The festival is well known for its special, bohemia-free atmosphere and free screenings, while stars can often be seen in attendance. Famous Polish film director Krzysztof Zanussi has already visited Gatchina on this occasion.
The jury will judge seven feature films, including Vitaly Melnikov's "Poor, Poor Pavel", Stanislav Govorukhin's "Bless the Woman", Irina Yevteyeva's "Petersburg" and some directors' debuts.
A contest for best script will be held as part of the festival.
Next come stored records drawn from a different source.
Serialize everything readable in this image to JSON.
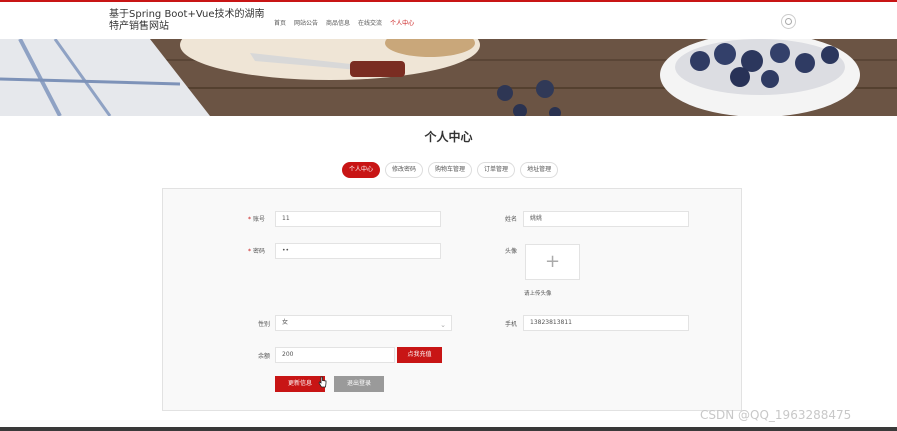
{
  "header": {
    "site_title": "基于Spring Boot+Vue技术的湖南特产销售网站",
    "nav": [
      {
        "label": "首页",
        "active": false
      },
      {
        "label": "网站公告",
        "active": false
      },
      {
        "label": "商品信息",
        "active": false
      },
      {
        "label": "在线交流",
        "active": false
      },
      {
        "label": "个人中心",
        "active": true
      }
    ]
  },
  "page": {
    "title": "个人中心"
  },
  "tabs": [
    {
      "label": "个人中心",
      "active": true
    },
    {
      "label": "修改密码",
      "active": false
    },
    {
      "label": "购物车管理",
      "active": false
    },
    {
      "label": "订单管理",
      "active": false
    },
    {
      "label": "地址管理",
      "active": false
    }
  ],
  "form": {
    "account": {
      "label": "账号",
      "value": "11",
      "required": true
    },
    "name": {
      "label": "姓名",
      "value": "姚姚"
    },
    "password": {
      "label": "密码",
      "value": "••",
      "required": true
    },
    "avatar": {
      "label": "头像",
      "upload_hint": "请上传头像",
      "icon": "plus-icon"
    },
    "gender": {
      "label": "性别",
      "value": "女"
    },
    "phone": {
      "label": "手机",
      "value": "13823813811"
    },
    "balance": {
      "label": "余额",
      "value": "200",
      "recharge_label": "点我充值"
    },
    "update_label": "更新信息",
    "logout_label": "退出登录"
  },
  "colors": {
    "accent": "#c81515"
  },
  "watermark": "CSDN @QQ_1963288475"
}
* The international festival marking the 155th anniversary of the publication of the complete edition of the world famous Karelian-Finnish epic "Kalevala" has opened in Karelia (a republic in Russia's North-Western Federal District). The festival "Kalevala Marathon" is being sponsored by the Russian Culture Ministry and will run until April 9. The programme includes concerts by folklore ensembles, a theatre performance based on "Kalevala", and art exhibitions. Petrozavodsk (Karelia's capital) will host a meeting with Karelian poets and writers and a soiree of Finnish poetry. "Kalevala" collections in different languages will be exhibited in the Karelian National Library. An art exhibition dedicated to the epic's anniversary will open in the republic's centre of national cultures.
* The 2nd International Children's Old Music Festival, initiated by Russian violinist Igor Rukhadze, has opened in Moscow. The event's main aims are to popularise old music and allow music teachers to gain a deeper insight into the best European traditions of old performances. The festival's organising committee regularly holds seminars, master-classes and free concerts with leading old musicians. The project consists of three parts: an open children's contest, master-classes and festival concerts with outstanding Russian and foreign old music performers. Young musicians, laureates and prize-winners, will have a unique chance to perform with stars.
* Russian underground writers are holding an open abusive language and graphomania championship. "Famous and little-known Russian writers using bad language in their poetry and prose works will participate in the championship. An honorary jury will adjudicate on the skills of using obscene words," the festival's organiser Oleg Ulyanov-Levin told journalists.
"A graphomania championship will be held in the second part of our performance. Almost all contemporary literary works, especially, post-modernist ones, fall under this definition, because literature today is secondary, in effect. There will be rather decent, candid and funny graphomaniacs among the participants," Ulyanov-Levin said.
Intellectual fights without rules will be held: two poets will write their works on naked girls with body-art paints. "Members of the jury will read these poems. The contest will be judged from the points of view of poetry and beauty," Ulyanov-Levin noted.